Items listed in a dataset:
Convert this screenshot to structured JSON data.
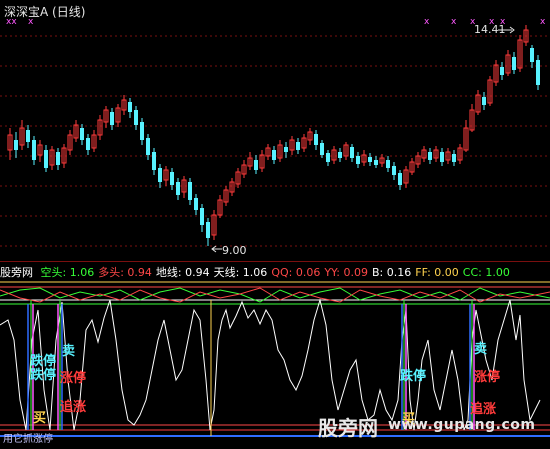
{
  "window": {
    "title": "深深宝A (日线)"
  },
  "price_panel": {
    "high_label": "14.41",
    "low_label": "9.00",
    "markers": "x"
  },
  "indicator_bar": {
    "name": "股旁网",
    "items": [
      {
        "label": "空头:",
        "value": "1.06",
        "color": "#37ff37"
      },
      {
        "label": "多头:",
        "value": "0.94",
        "color": "#ff4848"
      },
      {
        "label": "地线:",
        "value": "0.94",
        "color": "#ffffff"
      },
      {
        "label": "天线:",
        "value": "1.06",
        "color": "#ffffff"
      },
      {
        "label": "QQ:",
        "value": "0.06",
        "color": "#ff4848"
      },
      {
        "label": "YY:",
        "value": "0.09",
        "color": "#ff4848"
      },
      {
        "label": "B:",
        "value": "0.16",
        "color": "#ffffff"
      },
      {
        "label": "FF:",
        "value": "0.00",
        "color": "#ffd34f"
      },
      {
        "label": "CC:",
        "value": "1.00",
        "color": "#37ff37"
      }
    ]
  },
  "signals": {
    "zhang_ting": "涨停",
    "die_ting": "跌停",
    "zhui_zhang": "追涨",
    "mai": "买",
    "sell_hint": "卖"
  },
  "watermark": {
    "cn": "股旁网",
    "url": "www.gupang.com"
  },
  "footer": {
    "text": "用它抓涨停"
  },
  "colors": {
    "up": "#ff3b3b",
    "down": "#58f2ff",
    "grid": "#7a0f0f",
    "ind_white": "#ffffff"
  }
}
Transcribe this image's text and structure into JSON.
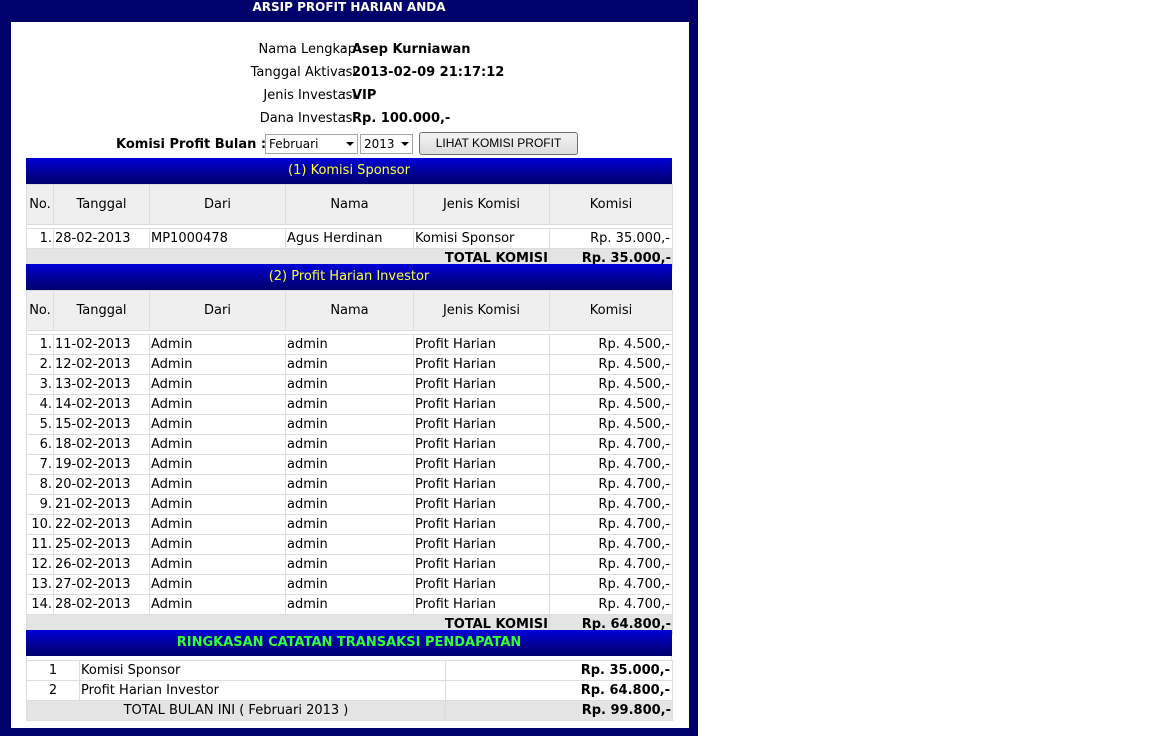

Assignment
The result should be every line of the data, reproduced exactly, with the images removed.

Output
Convert this screenshot to structured JSON data.
{
  "window": {
    "title": "深深宝A (日线)"
  },
  "price_panel": {
    "high_label": "14.41",
    "low_label": "9.00",
    "markers": "x"
  },
  "indicator_bar": {
    "name": "股旁网",
    "items": [
      {
        "label": "空头:",
        "value": "1.06",
        "color": "#37ff37"
      },
      {
        "label": "多头:",
        "value": "0.94",
        "color": "#ff4848"
      },
      {
        "label": "地线:",
        "value": "0.94",
        "color": "#ffffff"
      },
      {
        "label": "天线:",
        "value": "1.06",
        "color": "#ffffff"
      },
      {
        "label": "QQ:",
        "value": "0.06",
        "color": "#ff4848"
      },
      {
        "label": "YY:",
        "value": "0.09",
        "color": "#ff4848"
      },
      {
        "label": "B:",
        "value": "0.16",
        "color": "#ffffff"
      },
      {
        "label": "FF:",
        "value": "0.00",
        "color": "#ffd34f"
      },
      {
        "label": "CC:",
        "value": "1.00",
        "color": "#37ff37"
      }
    ]
  },
  "signals": {
    "zhang_ting": "涨停",
    "die_ting": "跌停",
    "zhui_zhang": "追涨",
    "mai": "买",
    "sell_hint": "卖"
  },
  "watermark": {
    "cn": "股旁网",
    "url": "www.gupang.com"
  },
  "footer": {
    "text": "用它抓涨停"
  },
  "colors": {
    "up": "#ff3b3b",
    "down": "#58f2ff",
    "grid": "#7a0f0f",
    "ind_white": "#ffffff"
  }
}
Transcribe this image's text and structure into JSON.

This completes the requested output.